Parrots, Cockatoos and Falcons
Two galleries feature Old World parrot (Psittaculidae), and cockatoo (Cacatuidae) families that inhabit the tropical and subtropical regions of the world, including Australia. I photographed most Old World parrot and cockatoo species in Australia and some in Singapore.
The final gallery displays photos from the falcons (Falconinae) and caracaras (Caracarinae), subfamilies. Falcons (Falconidae) inhabit most world regions, except the Antarctic.
Old World Parrot and Cockatoo Notes
All featured species are ‘Red List 2019’ assessed as ‘Least Concern’ except for the ‘Vulnerable’ Long-tailed Parakeet and the ‘Near Threatened’ Red-collared Lorikeet and Little Corella.
Old World parrots are very colourful, making then ideal subjects for photography while cockatoos are more monochrome and a little drab. Most are
Images of most featured species are ‘Red List 2019’ assessed as ‘Least Concern’.
Carunculated Caracara feeding on the ground at Antisana Ecological Reserve in Ecuador. This species normally occurs in treeless areas at 3000m-4000m. I photographed this individual in a large grassy area at 4052m near Lake Mica and Antisana volcano.
I’ve photographed the displayed falcons in England and Ecuador and the Caracaras in Trinidad and Ecuador. Falcons occupy all regions of the world and in most habitats except Antarctic. Caracaras are a subfamily that inhabit the New World.
Parrot and Cockatoo Taxonomy
J Boyd Taxonomy in Flux splits Psittacidae (parrots) into four families: Strigopidae (New Zealand Parrots), Cacatuidae (cockatoos), Psittaculidae (Old World parrots) and Psittacidae (African and American parrots).

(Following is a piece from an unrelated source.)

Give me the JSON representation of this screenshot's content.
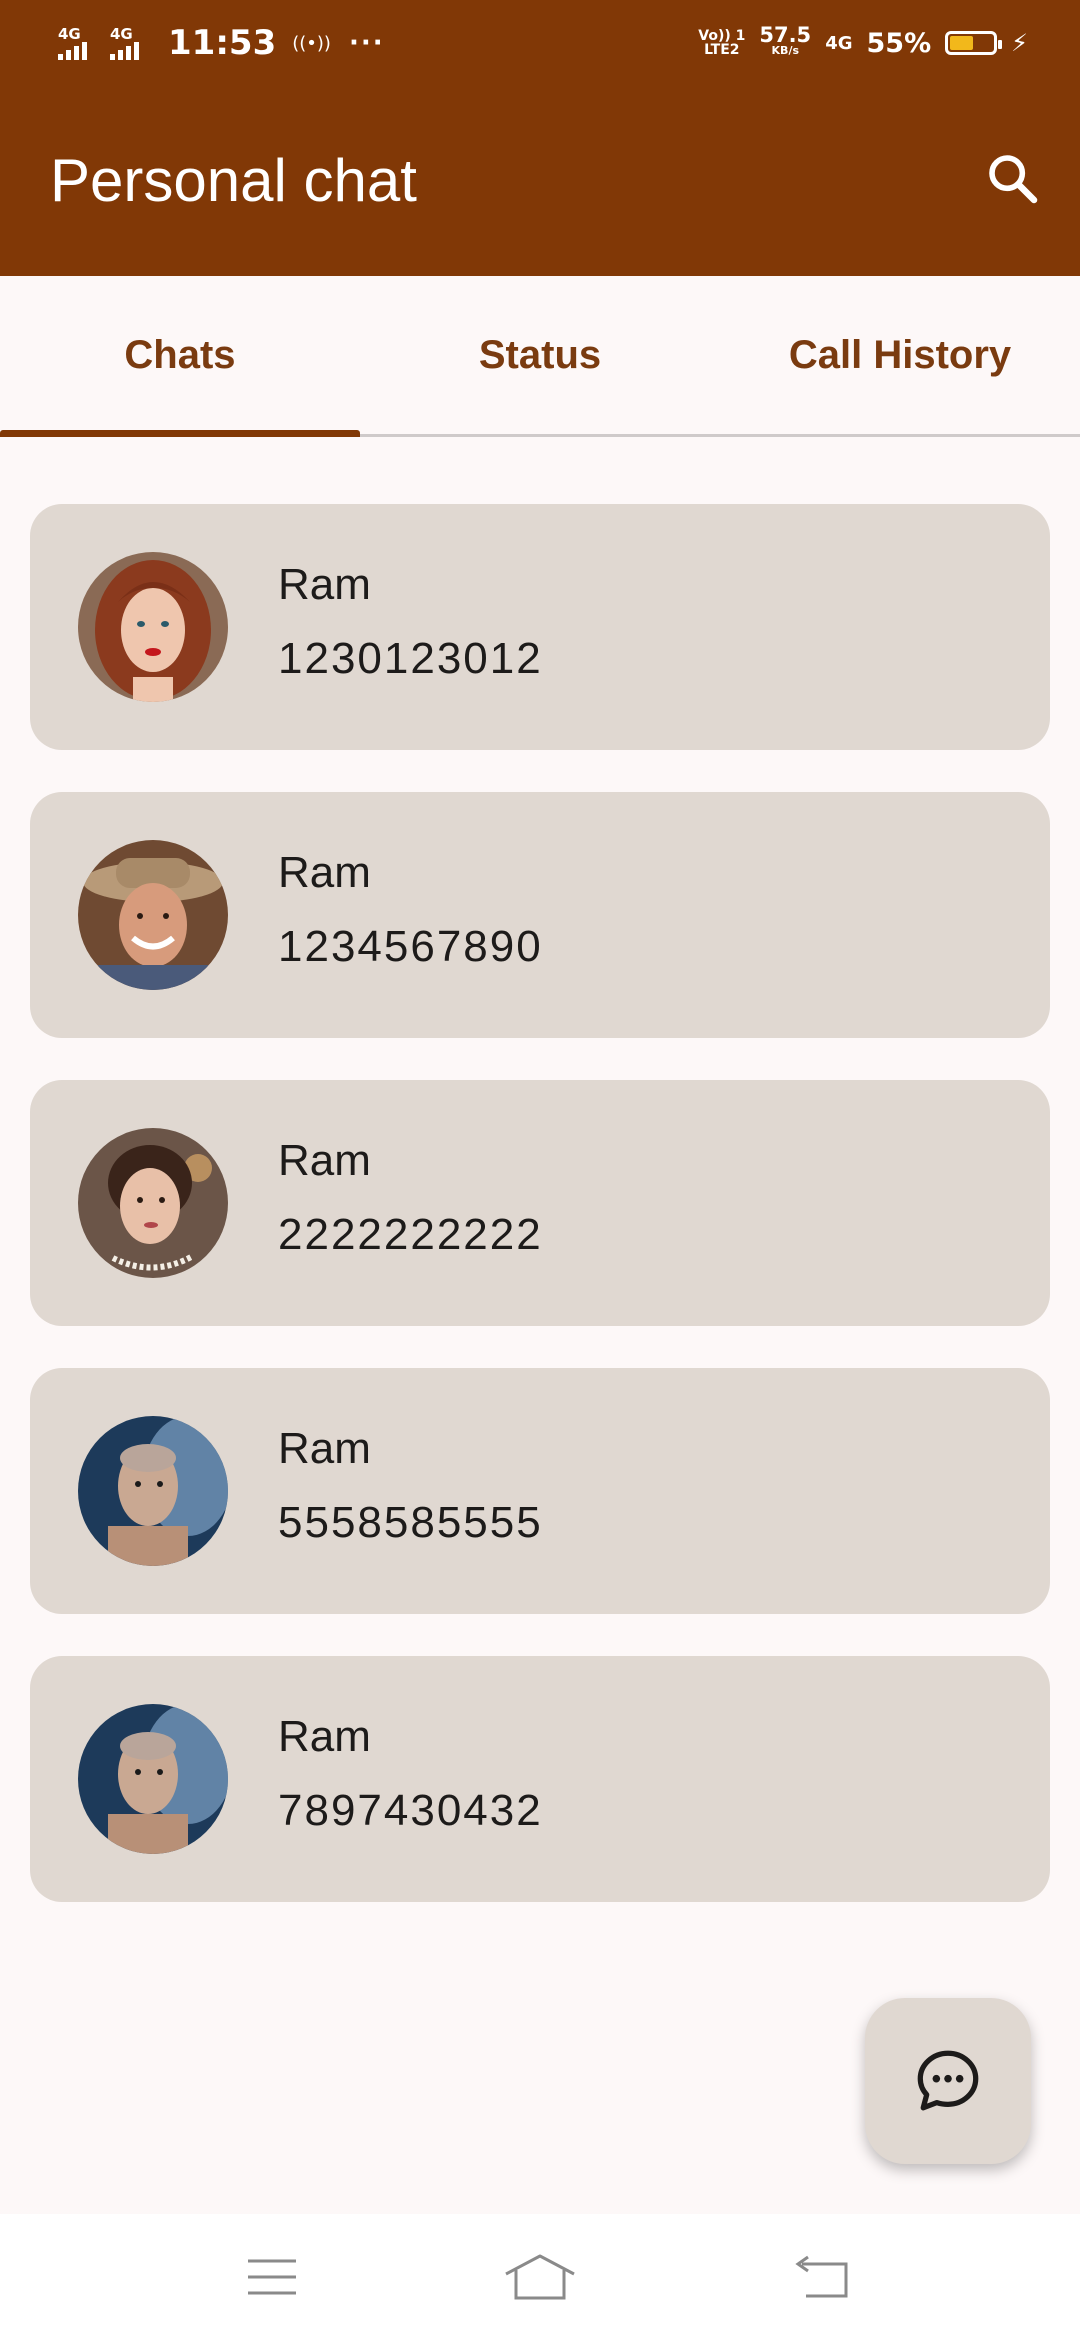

The Lanbirds II Webpage describes the higher-level taxonomy for the Old World parrot, cockatoo and falcon families.